== WHAT NEEDS TO BE DONE ==
Please copy out every line in the records below that includes the word "name".

== SOURCE RECORDS ==
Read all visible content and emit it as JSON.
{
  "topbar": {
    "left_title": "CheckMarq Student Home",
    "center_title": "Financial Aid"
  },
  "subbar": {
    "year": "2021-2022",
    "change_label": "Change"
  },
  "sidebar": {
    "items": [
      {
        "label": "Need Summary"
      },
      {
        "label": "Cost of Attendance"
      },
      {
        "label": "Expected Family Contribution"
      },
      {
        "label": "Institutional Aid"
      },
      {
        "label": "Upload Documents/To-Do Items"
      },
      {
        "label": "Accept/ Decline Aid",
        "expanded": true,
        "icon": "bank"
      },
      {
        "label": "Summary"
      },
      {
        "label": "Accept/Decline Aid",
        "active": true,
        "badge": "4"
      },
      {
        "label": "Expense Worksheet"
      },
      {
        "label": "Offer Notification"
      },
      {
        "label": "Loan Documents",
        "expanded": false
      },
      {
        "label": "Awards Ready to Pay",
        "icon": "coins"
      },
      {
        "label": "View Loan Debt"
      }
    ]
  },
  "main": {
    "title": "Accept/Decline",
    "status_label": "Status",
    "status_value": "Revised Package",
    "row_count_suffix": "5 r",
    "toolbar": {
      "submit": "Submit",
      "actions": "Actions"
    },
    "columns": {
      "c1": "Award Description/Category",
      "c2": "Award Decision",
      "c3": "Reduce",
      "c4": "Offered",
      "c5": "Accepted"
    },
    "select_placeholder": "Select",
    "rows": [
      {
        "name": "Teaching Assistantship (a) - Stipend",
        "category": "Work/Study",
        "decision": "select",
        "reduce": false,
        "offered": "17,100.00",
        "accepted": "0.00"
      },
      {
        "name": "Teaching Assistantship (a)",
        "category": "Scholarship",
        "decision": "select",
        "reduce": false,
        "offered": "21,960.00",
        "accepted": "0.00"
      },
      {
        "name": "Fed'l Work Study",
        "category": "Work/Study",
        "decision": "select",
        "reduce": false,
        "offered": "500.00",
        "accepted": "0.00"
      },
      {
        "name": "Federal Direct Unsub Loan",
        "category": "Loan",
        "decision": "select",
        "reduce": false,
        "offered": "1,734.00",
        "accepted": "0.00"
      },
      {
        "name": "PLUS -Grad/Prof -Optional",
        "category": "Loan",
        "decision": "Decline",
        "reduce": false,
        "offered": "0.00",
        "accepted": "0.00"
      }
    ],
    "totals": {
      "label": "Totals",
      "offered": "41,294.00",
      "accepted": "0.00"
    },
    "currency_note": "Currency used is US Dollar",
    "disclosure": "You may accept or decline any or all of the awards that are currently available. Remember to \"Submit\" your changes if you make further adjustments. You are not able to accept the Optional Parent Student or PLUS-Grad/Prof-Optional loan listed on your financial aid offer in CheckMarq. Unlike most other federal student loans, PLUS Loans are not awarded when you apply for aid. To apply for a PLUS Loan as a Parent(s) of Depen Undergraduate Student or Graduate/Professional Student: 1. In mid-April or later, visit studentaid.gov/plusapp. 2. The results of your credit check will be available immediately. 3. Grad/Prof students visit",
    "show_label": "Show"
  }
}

== SOLUTION ==
        "name": "Teaching Assistantship (a) - Stipend",
        "name": "Teaching Assistantship (a)",
        "name": "Fed'l Work Study",
        "name": "Federal Direct Unsub Loan",
        "name": "PLUS -Grad/Prof -Optional",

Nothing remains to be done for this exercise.